This is Greentown Glass    by Ron Ostrom
   How often have you skirted the question most often posed as you enter an antique shop - - "Are you looking for anything special?" If you're like me, you probably don't want to take the time away from you search because you know that it will only mean more questions - and who has time for that when there is glass waiting to be found - right?!
 
Greentown pattern #29- "Shuttle",
aka Hearts of Loch Laven
Anyway, just to show that I'm not a totally insensitive boob, I've agreed to write this article to both make amends to any shop owner I've offended over the last five years, while hopefully informing others about my obsession - Greentown Glass.

Cord Drapery pattern is rare in color.

An assortment of colors in the
Dewey pattern mugs.
     Actually, just to keep the record straight, there is no company called Greentown Glass. Those of us who belong to the National Greentown Glass Association (NGGA) call glass manufactured by the Indiana Tumbler and Goblet Company of Greentown, Indiana "Greentown Glass."
 When my conscience gets the best of me and I respond to the initial question, "Are you looking for anything special?" it is usually followed by, "Is it green glass?" The simple answer is yes, it is green, sometimes emerald green and more rarely nile green - an opaque green, but Greentown is probably most famous for its opaque brown or chocolate glass and its short lived Holly Amber - the only EAPG glass recognized by the Museum of Modern Art.

A selection of Greentown's
unique and rare novelties.

   So, what makes Greentown so sought after? Despite a relatively high production rate during its nine year existence (1894-1903), its unique patterns, clear glass clarity, outstanding colors, and unique animal covered dishes all contribute to its collectibility.
   Three unique colors: chocolate, holly amber, and nile green - along with more traditional but still unique emerald green, amber, canary yellow, teal and cobalt blue also contribute to Greentown's success. At left is an assortment of very rare Nile green pieces.
The very rare, Dog and Child mug has only been found in clear, nile green and chocolate. It shows a boy in the woods hugging his dog. It originally was used to fill with "packer's goods" and was covered with a metal cap.
We are happy to be able to share with you some of Pearl Lenon's rare Greentown novelties & covered animal dishes. On the Right are vaseline and emerald green Fighting Cocks (some of which brought $3500 at auction Dec 2006) or "Dual Chickens on a Nest" dishes and red agate, chocolate and vaseline Hen on Nest dishes.
On the left are six different colors of the Greentown pattern Basket with Cover Tall Cat on Hamper. Probably made in the first few years of the 20th Century, all are difficult to find.
The Basket Nappy & Cover on the Right is also called the Low Cat on Hamper. (a canary one brought $1750 at auction in Dec, 2006)
The Buffalo novelty paperweight was a product inspired by the Pan American Exposition of 1901 in Buffalo, NY.
**Greentown Update!**
  Dr. James Measell and the NGGA have completedf a new, comprehensive book on Greentown glass.
  Go HERE to purchase & read all about it.

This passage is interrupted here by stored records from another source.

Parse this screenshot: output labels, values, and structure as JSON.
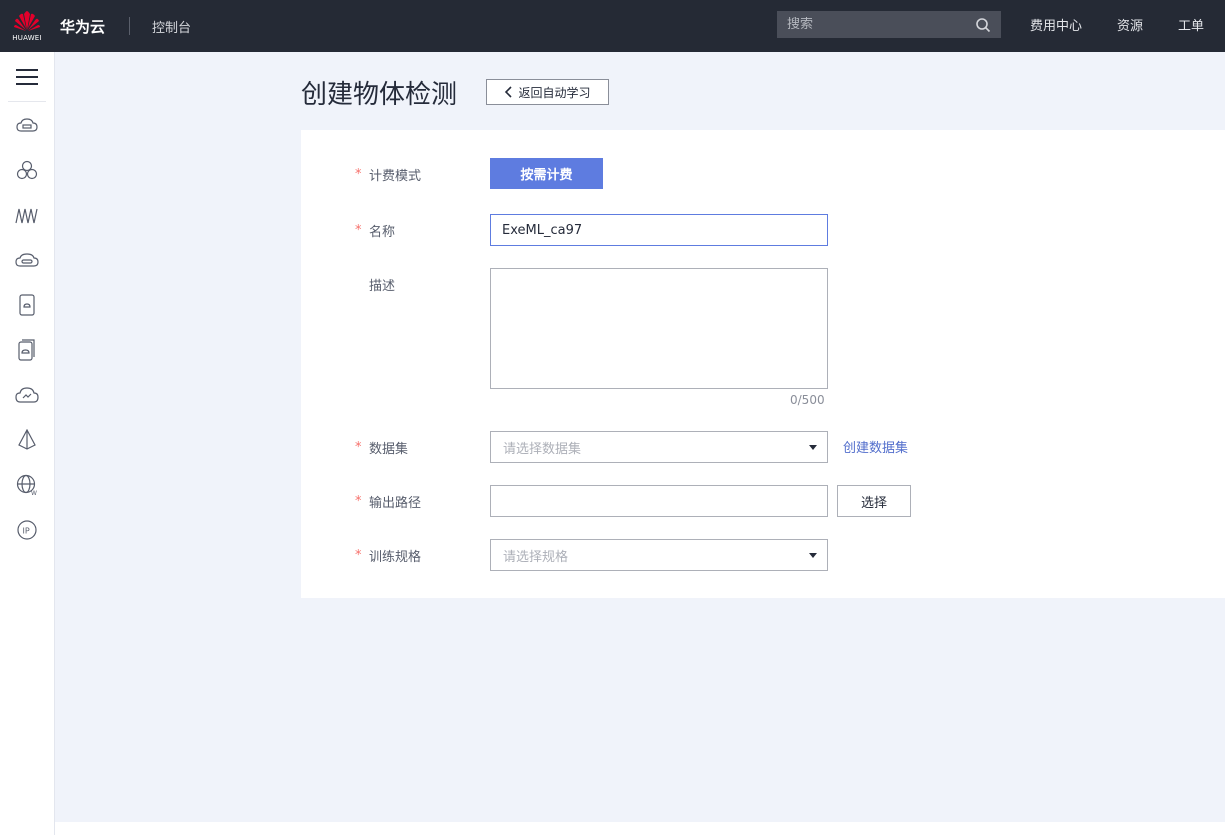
{
  "header": {
    "brand": "华为云",
    "logo_text": "HUAWEI",
    "console": "控制台",
    "search_placeholder": "搜索",
    "links": [
      "费用中心",
      "资源",
      "工单"
    ]
  },
  "sidebar": {
    "icons": [
      "menu-icon",
      "cloud-server-icon",
      "cluster-icon",
      "waveform-icon",
      "cloud-storage-icon",
      "disk-icon",
      "disk-backup-icon",
      "cloud-speed-icon",
      "pyramid-icon",
      "globe-icon",
      "ip-icon"
    ]
  },
  "page": {
    "title": "创建物体检测",
    "back_label": "返回自动学习"
  },
  "form": {
    "billing": {
      "label": "计费模式",
      "value": "按需计费",
      "required": true
    },
    "name": {
      "label": "名称",
      "value": "ExeML_ca97",
      "required": true
    },
    "description": {
      "label": "描述",
      "value": "",
      "counter": "0/500",
      "required": false
    },
    "dataset": {
      "label": "数据集",
      "placeholder": "请选择数据集",
      "create_link": "创建数据集",
      "required": true
    },
    "output_path": {
      "label": "输出路径",
      "value": "",
      "choose_label": "选择",
      "required": true
    },
    "spec": {
      "label": "训练规格",
      "placeholder": "请选择规格",
      "required": true
    },
    "required_mark": "*"
  },
  "colors": {
    "topbar": "#252a35",
    "primary": "#5e7ce0",
    "required": "#f66f6a",
    "link": "#526ecc",
    "page_bg": "#f0f3fa"
  }
}
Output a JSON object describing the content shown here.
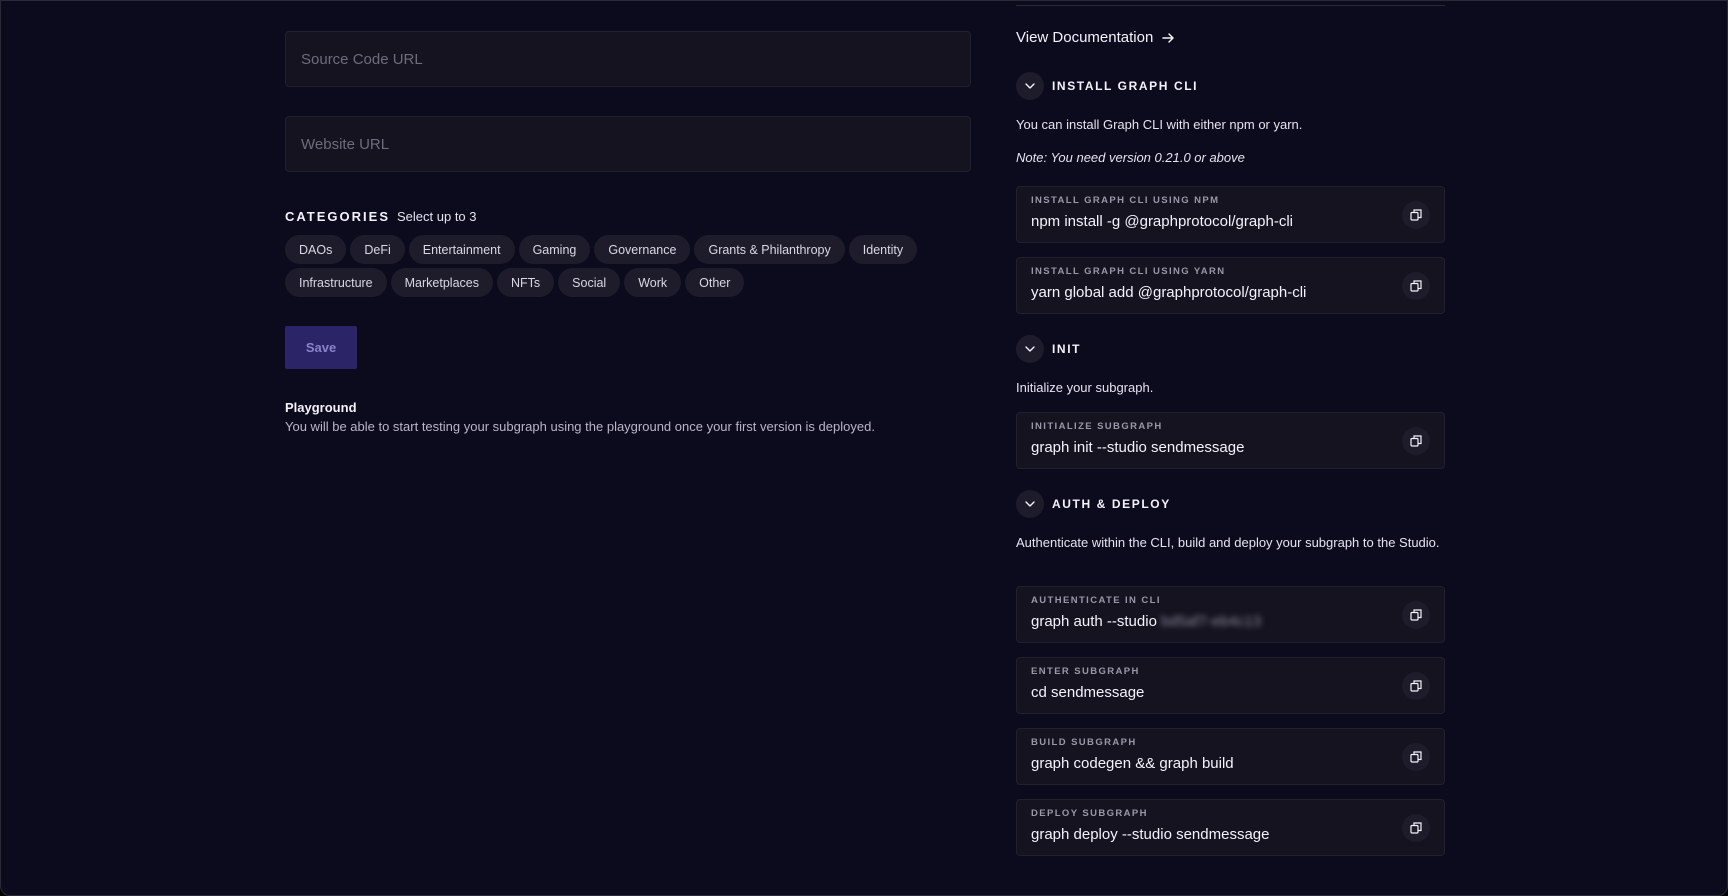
{
  "form": {
    "source_code_placeholder": "Source Code URL",
    "website_placeholder": "Website URL",
    "categories_title": "CATEGORIES",
    "categories_hint": "Select up to 3",
    "categories": [
      "DAOs",
      "DeFi",
      "Entertainment",
      "Gaming",
      "Governance",
      "Grants & Philanthropy",
      "Identity",
      "Infrastructure",
      "Marketplaces",
      "NFTs",
      "Social",
      "Work",
      "Other"
    ],
    "save_label": "Save",
    "playground_title": "Playground",
    "playground_text": "You will be able to start testing your subgraph using the playground once your first version is deployed."
  },
  "sidebar": {
    "doc_link": "View Documentation",
    "install": {
      "title": "INSTALL GRAPH CLI",
      "desc": "You can install Graph CLI with either npm or yarn.",
      "note": "Note: You need version 0.21.0 or above",
      "npm_label": "INSTALL GRAPH CLI USING NPM",
      "npm_cmd": "npm install -g @graphprotocol/graph-cli",
      "yarn_label": "INSTALL GRAPH CLI USING YARN",
      "yarn_cmd": "yarn global add @graphprotocol/graph-cli"
    },
    "init": {
      "title": "INIT",
      "desc": "Initialize your subgraph.",
      "label": "INITIALIZE SUBGRAPH",
      "cmd": "graph init --studio sendmessage"
    },
    "deploy": {
      "title": "AUTH & DEPLOY",
      "desc": "Authenticate within the CLI, build and deploy your subgraph to the Studio.",
      "auth_label": "AUTHENTICATE IN CLI",
      "auth_cmd": "graph auth --studio",
      "auth_key": "bd5af7-eb4c13",
      "enter_label": "ENTER SUBGRAPH",
      "enter_cmd": "cd sendmessage",
      "build_label": "BUILD SUBGRAPH",
      "build_cmd": "graph codegen && graph build",
      "deploy_label": "DEPLOY SUBGRAPH",
      "deploy_cmd": "graph deploy --studio sendmessage"
    }
  },
  "colors": {
    "background": "#0c0a1d",
    "field": "#15131f",
    "chip": "#1e1c2b",
    "save_button": "#2b2466"
  }
}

To learn more about Greentown Glass, check out the NGGA website. It has been wonderfully updated to find pictures to help you identify the patterns made by the company. Representative colors are also illustrated and you can access our application form and join this club which tries to help others learn more about this wonderful 100-year-old glass from central Indiana.
   If you are fortunate enough to find a copy of Dr. Ruth Herrick's pioneering work, "Greentown Glass: The Indiana Tumbler and Goblet Company and Allied Manufacturers," published in 1959 and/or "Greentown Glass - the Indiana Tumbler & Goblet Company" by James Measell, 1979, you are in for a real treat. Watch out though, you might get addicted to collecting this special glass, too!
    If you wish to purchase some Greentown glass, check out the various Pattern Glass Stores on this web site.